As far as the number of fights everybody's got to start somewhere, so I give everybody a chance.  I do require them to have some MMA experience.  Some guys are just natural born fighters.  I give everybody a chance that wants to fight for me.  From that one fight, I'll decide that this guy has talent and put him on further shows or I'll be honest with them and tell them you need to do some more training.  I'd rather do that and be honest with them than to put them back in there and get hurt. 

What would be a suitable amount of experience before fighters can step inside the cage:

Anybody that wants to fight, I wouldn't suggest it unless you've had 6 months to a year of non stop training in muay-thai, jiu jitsu, and wrestling especially.

On the difference in rules between amateur/professional fights:

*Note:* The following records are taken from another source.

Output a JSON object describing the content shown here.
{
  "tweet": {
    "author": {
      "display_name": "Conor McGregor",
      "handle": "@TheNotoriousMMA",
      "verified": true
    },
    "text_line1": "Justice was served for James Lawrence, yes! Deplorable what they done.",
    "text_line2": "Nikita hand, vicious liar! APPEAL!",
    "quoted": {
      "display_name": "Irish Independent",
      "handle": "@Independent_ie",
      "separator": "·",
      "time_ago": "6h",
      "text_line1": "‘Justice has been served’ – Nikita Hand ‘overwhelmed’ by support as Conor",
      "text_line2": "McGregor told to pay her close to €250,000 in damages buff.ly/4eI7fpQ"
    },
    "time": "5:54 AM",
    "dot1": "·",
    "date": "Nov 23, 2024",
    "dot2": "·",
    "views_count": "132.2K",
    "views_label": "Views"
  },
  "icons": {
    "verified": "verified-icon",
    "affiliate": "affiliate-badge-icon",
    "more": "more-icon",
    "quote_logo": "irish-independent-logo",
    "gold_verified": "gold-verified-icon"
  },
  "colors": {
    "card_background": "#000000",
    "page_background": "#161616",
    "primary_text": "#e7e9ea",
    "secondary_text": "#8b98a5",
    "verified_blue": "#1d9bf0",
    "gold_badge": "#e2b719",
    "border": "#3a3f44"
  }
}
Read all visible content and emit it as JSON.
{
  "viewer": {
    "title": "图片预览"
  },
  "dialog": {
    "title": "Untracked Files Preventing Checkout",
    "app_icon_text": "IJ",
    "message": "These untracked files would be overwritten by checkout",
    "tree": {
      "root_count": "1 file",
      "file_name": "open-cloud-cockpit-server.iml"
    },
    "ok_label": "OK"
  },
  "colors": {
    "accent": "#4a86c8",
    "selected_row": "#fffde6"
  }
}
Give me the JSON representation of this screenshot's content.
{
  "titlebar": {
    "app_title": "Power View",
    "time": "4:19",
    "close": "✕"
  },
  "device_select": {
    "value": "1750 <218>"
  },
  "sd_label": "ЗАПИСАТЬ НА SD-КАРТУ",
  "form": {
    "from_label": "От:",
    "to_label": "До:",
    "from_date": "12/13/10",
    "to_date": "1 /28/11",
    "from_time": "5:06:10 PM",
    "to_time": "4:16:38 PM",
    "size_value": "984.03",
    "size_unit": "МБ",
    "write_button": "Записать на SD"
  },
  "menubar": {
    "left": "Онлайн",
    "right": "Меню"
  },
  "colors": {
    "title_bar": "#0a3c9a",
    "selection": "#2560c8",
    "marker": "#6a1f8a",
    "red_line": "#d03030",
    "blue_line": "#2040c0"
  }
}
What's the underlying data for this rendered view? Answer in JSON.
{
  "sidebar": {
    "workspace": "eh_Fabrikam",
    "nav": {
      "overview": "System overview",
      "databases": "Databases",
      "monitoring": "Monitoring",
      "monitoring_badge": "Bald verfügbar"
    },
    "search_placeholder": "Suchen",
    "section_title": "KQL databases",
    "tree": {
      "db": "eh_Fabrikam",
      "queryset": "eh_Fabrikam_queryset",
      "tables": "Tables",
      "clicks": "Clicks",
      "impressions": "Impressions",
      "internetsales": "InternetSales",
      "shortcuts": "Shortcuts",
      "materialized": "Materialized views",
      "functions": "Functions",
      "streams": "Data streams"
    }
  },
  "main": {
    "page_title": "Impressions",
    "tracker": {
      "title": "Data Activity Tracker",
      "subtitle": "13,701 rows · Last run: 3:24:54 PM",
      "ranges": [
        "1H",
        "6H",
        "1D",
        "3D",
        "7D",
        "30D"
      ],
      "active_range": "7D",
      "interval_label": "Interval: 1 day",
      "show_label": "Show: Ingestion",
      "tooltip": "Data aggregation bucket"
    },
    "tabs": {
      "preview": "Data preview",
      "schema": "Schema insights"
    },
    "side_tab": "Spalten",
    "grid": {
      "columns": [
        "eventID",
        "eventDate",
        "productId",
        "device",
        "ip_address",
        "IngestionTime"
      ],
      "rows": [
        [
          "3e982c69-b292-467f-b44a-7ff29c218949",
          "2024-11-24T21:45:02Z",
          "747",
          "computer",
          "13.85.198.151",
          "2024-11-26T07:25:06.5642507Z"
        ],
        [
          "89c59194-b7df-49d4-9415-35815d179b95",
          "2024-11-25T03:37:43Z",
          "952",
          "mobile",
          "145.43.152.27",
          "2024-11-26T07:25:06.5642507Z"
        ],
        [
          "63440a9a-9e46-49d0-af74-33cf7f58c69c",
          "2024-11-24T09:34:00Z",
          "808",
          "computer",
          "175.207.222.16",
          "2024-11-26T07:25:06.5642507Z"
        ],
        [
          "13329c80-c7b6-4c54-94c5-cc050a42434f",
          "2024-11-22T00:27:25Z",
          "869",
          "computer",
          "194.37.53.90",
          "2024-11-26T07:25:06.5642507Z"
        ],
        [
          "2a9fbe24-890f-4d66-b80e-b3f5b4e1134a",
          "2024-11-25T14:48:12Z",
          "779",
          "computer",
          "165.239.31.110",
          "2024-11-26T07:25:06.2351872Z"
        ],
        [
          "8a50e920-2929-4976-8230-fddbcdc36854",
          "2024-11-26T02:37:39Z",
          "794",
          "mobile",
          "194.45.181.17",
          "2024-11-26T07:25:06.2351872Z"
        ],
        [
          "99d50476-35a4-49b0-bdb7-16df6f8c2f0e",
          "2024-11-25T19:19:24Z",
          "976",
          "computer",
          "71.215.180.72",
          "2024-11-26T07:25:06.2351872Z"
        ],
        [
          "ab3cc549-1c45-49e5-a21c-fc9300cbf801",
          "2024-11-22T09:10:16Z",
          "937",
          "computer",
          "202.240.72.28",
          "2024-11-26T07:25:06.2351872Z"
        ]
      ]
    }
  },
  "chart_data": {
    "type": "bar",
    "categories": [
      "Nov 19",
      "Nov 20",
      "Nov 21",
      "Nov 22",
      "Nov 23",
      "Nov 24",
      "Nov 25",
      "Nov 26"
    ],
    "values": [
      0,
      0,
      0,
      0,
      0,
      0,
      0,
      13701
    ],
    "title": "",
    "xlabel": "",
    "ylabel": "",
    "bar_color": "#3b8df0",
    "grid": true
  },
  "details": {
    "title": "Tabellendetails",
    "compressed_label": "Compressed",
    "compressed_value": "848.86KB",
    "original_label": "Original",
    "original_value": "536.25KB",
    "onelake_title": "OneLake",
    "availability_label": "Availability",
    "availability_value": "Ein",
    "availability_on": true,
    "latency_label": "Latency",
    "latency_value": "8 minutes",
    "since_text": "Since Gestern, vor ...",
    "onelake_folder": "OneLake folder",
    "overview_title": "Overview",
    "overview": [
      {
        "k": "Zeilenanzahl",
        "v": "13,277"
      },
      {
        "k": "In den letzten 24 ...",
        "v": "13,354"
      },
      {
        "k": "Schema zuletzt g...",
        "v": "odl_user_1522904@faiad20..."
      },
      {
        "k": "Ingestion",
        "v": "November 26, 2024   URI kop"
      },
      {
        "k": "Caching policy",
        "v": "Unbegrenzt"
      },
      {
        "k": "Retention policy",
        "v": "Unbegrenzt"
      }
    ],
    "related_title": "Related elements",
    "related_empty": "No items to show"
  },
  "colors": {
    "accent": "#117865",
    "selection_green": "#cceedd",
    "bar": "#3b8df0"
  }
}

In amateur fights there are no kicks allowed to the head, no knees to the head, and no elbows period.  But of course as a pro anything goes[meaning you can use the moves above]

How does the state of North Carolina regulate amateur and profressional status, do you have to have a certain amount of amateur bouts:

In order to turn pro, the state does require that you have had at least 5 amatuer fights.  Now the other thing they look at is whether those fights are wins or losses.  Obviously, if you've had 5 losses via 5 KO's they are not going to let you turn pro.  But if you got a decent record and you've got at least 5 fights then you are eligible to turn pro if you choose to.

The interview then touches on specific tests that fighters must take in order to become eligible to fight as well as the cost for those test and more.  So if you are a local guy here in North Carolina and you wish to take the plunge into competitive MMA, then you should check this out.